WORK ITEM -> Please copy each line of the records below that includes the word "Full".

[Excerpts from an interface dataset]

######

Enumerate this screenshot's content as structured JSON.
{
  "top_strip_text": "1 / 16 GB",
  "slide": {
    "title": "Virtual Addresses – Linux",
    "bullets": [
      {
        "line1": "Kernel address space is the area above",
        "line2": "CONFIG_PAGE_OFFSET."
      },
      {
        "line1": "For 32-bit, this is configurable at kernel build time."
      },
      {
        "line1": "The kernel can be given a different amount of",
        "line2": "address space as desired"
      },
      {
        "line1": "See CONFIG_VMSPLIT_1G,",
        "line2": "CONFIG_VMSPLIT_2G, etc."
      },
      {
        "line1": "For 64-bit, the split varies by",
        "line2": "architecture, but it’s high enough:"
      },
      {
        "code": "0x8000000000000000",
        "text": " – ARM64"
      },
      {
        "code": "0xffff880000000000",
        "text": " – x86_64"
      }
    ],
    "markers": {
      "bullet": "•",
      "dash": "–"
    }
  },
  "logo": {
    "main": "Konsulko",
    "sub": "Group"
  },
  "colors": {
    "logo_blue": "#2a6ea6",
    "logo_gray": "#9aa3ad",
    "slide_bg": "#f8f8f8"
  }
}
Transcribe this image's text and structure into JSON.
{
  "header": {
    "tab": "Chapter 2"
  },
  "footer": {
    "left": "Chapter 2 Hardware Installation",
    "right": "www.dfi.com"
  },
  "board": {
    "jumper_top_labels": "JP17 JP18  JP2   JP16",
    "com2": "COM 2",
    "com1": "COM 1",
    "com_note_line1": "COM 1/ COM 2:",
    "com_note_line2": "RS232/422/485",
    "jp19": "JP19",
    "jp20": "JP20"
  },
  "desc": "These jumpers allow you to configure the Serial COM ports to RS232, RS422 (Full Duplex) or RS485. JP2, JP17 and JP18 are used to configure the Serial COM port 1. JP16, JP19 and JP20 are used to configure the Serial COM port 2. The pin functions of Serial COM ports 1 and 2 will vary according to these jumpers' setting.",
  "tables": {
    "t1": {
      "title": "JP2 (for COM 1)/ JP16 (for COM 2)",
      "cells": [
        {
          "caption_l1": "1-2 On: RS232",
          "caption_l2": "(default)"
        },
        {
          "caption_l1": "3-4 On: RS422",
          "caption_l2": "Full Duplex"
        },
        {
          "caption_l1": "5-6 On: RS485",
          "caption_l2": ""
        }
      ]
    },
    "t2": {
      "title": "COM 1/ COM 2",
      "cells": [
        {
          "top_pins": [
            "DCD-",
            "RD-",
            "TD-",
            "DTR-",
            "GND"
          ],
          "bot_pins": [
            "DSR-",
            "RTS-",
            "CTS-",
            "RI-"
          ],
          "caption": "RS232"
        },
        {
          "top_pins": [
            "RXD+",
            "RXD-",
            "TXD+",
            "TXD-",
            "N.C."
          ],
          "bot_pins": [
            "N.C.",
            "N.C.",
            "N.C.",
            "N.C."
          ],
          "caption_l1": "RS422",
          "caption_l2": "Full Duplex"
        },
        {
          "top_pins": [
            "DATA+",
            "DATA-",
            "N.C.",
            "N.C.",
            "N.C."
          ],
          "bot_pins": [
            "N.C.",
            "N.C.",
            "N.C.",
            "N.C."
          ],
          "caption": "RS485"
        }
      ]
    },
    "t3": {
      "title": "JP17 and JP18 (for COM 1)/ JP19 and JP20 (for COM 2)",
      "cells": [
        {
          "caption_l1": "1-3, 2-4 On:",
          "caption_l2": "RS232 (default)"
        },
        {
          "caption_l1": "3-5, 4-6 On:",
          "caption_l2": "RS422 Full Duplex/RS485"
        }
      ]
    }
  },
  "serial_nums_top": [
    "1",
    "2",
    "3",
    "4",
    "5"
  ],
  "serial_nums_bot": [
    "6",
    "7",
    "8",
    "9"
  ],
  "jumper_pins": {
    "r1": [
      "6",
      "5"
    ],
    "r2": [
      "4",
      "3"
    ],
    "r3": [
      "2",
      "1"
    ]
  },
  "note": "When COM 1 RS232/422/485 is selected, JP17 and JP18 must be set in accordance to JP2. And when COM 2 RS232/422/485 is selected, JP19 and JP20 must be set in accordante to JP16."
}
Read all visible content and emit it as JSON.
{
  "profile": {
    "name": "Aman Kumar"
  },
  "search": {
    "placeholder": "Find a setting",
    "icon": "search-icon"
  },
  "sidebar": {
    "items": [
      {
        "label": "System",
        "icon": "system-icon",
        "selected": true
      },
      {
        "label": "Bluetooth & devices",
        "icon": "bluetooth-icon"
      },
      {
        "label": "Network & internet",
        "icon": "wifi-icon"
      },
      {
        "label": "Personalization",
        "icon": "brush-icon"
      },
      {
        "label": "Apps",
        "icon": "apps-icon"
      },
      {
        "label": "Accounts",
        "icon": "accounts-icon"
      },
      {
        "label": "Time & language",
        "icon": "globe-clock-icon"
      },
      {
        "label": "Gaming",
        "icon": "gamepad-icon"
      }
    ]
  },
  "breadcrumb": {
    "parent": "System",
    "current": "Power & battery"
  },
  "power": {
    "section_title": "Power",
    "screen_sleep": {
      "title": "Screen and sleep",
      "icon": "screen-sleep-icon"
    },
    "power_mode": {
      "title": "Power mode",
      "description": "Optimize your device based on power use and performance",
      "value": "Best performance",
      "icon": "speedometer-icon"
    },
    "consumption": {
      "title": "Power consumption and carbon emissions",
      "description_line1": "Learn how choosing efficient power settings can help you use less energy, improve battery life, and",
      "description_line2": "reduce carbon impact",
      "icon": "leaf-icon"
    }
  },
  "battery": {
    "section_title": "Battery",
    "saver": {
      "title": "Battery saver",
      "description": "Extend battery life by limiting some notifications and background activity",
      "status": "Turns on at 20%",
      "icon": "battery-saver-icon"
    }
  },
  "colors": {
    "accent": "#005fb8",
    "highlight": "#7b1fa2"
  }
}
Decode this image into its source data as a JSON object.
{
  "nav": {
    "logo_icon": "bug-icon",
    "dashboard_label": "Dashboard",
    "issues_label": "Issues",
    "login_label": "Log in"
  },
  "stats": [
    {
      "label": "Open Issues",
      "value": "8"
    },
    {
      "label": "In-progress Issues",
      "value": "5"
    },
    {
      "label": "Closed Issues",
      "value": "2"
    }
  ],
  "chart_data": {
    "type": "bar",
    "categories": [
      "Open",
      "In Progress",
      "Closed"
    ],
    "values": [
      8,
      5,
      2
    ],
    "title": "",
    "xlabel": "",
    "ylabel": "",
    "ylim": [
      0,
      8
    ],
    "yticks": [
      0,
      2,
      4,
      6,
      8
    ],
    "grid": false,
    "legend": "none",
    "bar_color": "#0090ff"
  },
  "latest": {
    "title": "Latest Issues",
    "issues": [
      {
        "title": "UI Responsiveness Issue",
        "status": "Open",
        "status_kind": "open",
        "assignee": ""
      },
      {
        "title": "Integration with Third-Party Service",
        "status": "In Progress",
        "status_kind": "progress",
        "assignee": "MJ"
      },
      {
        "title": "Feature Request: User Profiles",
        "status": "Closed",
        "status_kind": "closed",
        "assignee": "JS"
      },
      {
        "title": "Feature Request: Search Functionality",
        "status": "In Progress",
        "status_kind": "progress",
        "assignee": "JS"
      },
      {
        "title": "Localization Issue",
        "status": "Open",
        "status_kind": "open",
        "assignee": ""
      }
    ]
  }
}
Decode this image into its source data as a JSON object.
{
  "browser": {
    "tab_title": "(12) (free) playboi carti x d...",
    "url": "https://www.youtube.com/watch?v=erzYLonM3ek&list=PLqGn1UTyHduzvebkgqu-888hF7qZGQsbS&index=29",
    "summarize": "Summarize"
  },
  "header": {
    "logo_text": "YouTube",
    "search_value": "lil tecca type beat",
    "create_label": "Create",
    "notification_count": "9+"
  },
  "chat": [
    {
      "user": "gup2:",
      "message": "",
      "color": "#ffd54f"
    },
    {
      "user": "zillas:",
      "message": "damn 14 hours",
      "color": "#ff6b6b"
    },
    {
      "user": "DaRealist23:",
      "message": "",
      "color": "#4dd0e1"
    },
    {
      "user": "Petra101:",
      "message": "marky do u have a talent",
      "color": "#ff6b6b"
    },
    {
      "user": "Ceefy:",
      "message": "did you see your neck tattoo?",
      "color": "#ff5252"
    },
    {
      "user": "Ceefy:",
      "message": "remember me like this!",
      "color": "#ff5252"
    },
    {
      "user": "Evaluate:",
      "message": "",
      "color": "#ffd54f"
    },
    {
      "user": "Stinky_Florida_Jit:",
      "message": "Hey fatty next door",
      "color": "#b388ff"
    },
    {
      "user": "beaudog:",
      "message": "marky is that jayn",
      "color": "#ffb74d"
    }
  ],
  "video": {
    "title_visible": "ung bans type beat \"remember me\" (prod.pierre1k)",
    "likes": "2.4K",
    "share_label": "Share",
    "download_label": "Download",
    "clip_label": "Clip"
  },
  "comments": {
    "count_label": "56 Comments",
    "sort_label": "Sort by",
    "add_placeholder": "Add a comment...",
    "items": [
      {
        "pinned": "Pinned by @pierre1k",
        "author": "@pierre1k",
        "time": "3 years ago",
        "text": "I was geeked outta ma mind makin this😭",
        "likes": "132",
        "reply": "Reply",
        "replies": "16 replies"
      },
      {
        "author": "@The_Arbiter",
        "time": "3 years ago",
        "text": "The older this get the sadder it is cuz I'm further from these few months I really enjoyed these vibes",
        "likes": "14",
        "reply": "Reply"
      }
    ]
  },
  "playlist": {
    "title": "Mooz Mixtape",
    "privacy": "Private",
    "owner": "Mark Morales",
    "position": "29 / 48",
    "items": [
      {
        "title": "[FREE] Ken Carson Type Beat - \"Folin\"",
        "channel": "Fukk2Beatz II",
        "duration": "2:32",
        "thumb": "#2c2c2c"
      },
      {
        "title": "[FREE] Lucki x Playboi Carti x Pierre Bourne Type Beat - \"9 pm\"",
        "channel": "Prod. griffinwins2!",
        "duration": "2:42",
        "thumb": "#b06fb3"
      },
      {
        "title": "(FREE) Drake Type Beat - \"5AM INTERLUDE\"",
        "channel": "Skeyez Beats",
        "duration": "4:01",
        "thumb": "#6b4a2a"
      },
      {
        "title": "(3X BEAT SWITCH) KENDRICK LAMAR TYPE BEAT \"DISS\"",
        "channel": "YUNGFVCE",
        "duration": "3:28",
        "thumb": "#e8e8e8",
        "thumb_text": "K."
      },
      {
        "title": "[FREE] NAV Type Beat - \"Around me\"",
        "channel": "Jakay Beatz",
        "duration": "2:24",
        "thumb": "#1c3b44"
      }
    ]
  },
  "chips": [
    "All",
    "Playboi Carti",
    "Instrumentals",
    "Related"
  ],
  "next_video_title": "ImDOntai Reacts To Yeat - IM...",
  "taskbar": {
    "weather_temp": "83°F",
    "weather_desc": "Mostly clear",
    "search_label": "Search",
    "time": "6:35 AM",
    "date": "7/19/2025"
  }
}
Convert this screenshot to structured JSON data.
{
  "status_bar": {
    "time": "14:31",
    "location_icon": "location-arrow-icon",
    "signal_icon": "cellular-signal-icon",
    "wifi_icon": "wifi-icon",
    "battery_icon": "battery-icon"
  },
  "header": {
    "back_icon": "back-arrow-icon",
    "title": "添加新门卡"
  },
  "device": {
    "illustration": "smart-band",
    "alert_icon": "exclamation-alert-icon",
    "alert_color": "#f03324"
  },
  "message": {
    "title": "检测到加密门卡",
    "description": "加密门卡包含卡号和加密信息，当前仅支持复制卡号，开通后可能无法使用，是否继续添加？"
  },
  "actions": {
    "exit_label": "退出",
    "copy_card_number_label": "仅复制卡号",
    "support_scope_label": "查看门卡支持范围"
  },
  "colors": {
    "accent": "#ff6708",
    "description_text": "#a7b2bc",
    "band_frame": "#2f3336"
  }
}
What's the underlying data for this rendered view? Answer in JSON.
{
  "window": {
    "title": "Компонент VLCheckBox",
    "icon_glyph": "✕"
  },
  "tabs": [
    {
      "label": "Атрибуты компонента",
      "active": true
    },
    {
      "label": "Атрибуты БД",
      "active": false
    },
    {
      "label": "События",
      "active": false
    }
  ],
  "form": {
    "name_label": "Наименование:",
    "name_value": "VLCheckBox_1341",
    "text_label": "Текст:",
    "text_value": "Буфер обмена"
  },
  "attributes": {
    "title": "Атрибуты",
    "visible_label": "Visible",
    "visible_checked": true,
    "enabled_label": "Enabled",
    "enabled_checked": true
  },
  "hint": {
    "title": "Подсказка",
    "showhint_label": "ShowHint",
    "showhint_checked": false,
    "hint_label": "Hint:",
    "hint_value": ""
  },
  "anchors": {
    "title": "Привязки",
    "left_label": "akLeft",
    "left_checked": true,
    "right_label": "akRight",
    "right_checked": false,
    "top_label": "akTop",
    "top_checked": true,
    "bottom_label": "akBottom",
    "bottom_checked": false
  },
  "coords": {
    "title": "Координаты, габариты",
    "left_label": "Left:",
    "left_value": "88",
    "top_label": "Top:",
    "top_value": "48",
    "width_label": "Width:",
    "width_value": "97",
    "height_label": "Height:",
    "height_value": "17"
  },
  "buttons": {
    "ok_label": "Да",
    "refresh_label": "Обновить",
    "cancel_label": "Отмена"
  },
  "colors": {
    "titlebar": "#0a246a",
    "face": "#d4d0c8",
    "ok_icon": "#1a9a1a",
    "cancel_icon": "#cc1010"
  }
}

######

THE COMPLETED TASK ->
  "desc": "These jumpers allow you to configure the Serial COM ports to RS232, RS422 (Full Duplex) or RS485. JP2, JP17 and JP18 are used to configure the Serial COM port 1. JP16, JP19 and JP20 are used to configure the Serial COM port 2. The pin functions of Serial COM ports 1 and 2 will vary according to these jumpers' setting.",
          "caption_l2": "Full Duplex"
          "caption_l2": "Full Duplex"
          "caption_l2": "RS422 Full Duplex/RS485"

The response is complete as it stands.